In many requests for reasonable accommodation, one must verify non-observable disabilities. It is important to know when or if a verification is necessary. We will do a review of the protected classes and when a reasonable accommodation is necessary. There are nuances to the request for accommodations.
We will discuss the difference between reasonable accommodations and reasonable modifications. Either type of accommodation will require a verification. If needed, we will discuss how to verify either type.
Also will discuss HUD’s new ruling on verification of service or assistance animals. One must understand the differences in verification for service or assistance animals.

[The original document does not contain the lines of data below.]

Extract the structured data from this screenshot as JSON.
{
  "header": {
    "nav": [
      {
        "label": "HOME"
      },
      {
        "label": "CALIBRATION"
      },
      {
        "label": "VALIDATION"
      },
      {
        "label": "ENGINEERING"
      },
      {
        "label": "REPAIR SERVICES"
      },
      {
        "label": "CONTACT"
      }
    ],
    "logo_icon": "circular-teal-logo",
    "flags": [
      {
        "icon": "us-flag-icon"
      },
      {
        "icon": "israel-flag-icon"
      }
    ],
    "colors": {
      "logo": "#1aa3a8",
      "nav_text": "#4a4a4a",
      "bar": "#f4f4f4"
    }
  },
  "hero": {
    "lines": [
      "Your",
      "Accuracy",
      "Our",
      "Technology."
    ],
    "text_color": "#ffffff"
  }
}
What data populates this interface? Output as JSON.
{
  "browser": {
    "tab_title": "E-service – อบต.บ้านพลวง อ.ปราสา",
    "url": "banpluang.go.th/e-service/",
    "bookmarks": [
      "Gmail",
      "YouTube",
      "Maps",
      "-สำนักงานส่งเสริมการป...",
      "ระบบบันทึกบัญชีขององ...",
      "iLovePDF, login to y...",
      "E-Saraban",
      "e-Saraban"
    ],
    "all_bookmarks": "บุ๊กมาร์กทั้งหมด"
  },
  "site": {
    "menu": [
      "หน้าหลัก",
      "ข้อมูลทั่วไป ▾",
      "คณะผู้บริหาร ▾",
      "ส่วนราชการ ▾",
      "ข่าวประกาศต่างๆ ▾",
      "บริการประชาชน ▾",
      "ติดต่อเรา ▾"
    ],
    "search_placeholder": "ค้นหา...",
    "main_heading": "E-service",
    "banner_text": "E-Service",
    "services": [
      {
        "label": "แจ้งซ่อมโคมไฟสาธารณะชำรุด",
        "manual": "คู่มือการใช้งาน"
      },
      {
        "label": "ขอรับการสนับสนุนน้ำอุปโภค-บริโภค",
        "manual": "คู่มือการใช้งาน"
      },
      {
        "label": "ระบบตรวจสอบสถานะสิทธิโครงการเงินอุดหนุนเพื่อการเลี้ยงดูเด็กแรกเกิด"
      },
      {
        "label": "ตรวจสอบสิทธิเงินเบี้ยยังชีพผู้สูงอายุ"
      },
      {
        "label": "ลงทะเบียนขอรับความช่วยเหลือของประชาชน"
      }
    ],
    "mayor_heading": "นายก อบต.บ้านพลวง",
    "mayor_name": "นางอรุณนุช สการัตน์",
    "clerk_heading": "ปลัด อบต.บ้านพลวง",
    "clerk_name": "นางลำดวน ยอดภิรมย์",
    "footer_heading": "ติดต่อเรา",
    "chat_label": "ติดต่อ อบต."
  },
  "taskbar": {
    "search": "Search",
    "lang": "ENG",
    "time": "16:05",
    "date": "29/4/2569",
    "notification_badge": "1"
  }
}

We will cover the verification forms themselves. What information is required, how is it transmitted, who should sign the form and how log is it good for.
- Discussed will be a review of the protected classes.
- Time frames for decision on reasonable accommodation requests
- Difference between service and assistance animals
- What questions may be asked about disability
- Definition of disability when concerning accommodation
- Online animal verifications
Who should attend?
- Property Managers
- Property owners
- Leasing agents
- Housing Authorities
Paul has been involved in the real estate industry for the past 38 years. He has been involved in sales, construction, project management, appraisal, mortgage consulting and brokerage, property management and property management consulting/training.
Through his consulting company, Property Management Solutions, he provides training and consulting services nationwide to owners, management companies, multi-housing associations, as well as state and federal agencies.
He specializes in fair housing issues and has developed fair housing and outreach programs for governmental agencies as well as conducting seminars which are presented to property management companies, apartment associations and the general public. He also conducts research analysis for impediments to fair housing for grantees of federal CDBG funds.
Most recently, he has been a consultant to the City of Sioux Falls and the State of South Dakota. In this assignment he has developed a fair housing awareness program that is one of the first of its kind in the nation. It involves a three pronged approach to fair housing awareness. This approach makes use of an ombudsman concept and has proven to be very effective in dealing with discrimination and landlord/tenant issues.
For over twenty years was involved in appraisal of residential, multi-family, farm and commercial properties throughout the Midwest. Most recently, he was a consultant for affordable, multi-housing properties in 22 different states. This involved properties in HUD, Rural Development, HOME and Tax Credit programs.